The Knight First Amendment Institute at Columbia University has argued that the bill offers “no real pay-off” since rival nations could still purchase American data from brokers and use other U.S.-based platforms for disinformation efforts.

Some Democrats are advocating for stronger data privacy laws instead of a ban, citing potential constitutional challenges related to free speech. 

Democratic Rep. Ro Khanna expressed skepticism about the ban’s viability in court, given the constitutional protections for free speech. 

The recent legislation adjusts the timeline given to ByteDance to divest TikTok’s U.S. operations from six months to about nine months, with a possible three-month extension if deemed necessary by the president. 

Senate Commerce Committee Chair Maria Cantwell has shown support for the modified bill after requesting revisions to the earlier version proposed in March. 
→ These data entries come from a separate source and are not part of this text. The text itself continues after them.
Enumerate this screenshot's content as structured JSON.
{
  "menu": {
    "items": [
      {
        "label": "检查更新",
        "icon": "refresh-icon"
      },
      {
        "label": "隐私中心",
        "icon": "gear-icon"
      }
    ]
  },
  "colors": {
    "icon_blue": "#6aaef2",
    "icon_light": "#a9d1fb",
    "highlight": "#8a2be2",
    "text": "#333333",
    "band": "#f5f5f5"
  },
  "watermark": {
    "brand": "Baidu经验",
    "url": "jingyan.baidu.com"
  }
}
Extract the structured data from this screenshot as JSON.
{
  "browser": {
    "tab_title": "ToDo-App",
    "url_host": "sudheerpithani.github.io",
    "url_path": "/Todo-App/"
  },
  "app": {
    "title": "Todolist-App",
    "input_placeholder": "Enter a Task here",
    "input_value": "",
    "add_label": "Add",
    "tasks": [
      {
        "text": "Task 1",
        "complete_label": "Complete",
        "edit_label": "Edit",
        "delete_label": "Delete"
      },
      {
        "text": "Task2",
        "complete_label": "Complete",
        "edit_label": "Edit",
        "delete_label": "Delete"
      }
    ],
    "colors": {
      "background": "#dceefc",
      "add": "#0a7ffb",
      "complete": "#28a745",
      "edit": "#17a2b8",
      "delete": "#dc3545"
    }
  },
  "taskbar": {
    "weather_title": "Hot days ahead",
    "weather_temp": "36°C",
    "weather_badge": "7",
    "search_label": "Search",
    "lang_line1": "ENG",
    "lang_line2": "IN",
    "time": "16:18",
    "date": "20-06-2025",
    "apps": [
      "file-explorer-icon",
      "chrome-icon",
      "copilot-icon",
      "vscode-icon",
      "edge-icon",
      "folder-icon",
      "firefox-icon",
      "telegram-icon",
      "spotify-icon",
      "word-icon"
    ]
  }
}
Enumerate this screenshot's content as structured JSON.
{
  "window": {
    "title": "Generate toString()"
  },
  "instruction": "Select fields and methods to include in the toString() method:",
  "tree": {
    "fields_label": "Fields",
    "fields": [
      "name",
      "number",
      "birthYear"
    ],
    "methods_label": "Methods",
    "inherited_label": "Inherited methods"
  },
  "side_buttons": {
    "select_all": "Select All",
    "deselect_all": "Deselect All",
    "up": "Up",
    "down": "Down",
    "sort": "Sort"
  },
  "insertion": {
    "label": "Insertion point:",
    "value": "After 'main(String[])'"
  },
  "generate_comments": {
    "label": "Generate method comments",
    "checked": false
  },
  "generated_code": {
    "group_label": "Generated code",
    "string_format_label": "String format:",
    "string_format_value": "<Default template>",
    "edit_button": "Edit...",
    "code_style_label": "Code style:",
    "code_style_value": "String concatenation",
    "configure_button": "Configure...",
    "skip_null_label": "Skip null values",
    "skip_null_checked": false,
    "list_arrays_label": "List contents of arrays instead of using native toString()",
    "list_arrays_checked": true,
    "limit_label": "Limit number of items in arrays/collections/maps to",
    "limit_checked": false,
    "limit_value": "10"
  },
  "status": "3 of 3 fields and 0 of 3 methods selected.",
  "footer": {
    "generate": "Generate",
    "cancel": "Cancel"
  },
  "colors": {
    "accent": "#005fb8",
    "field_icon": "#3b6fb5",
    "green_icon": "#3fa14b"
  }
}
The ongoing debate over TikTok also featured in a recent discussion between Biden and Chinese President Xi Jinping, with Biden raising concerns over the app’s ownership and its implications.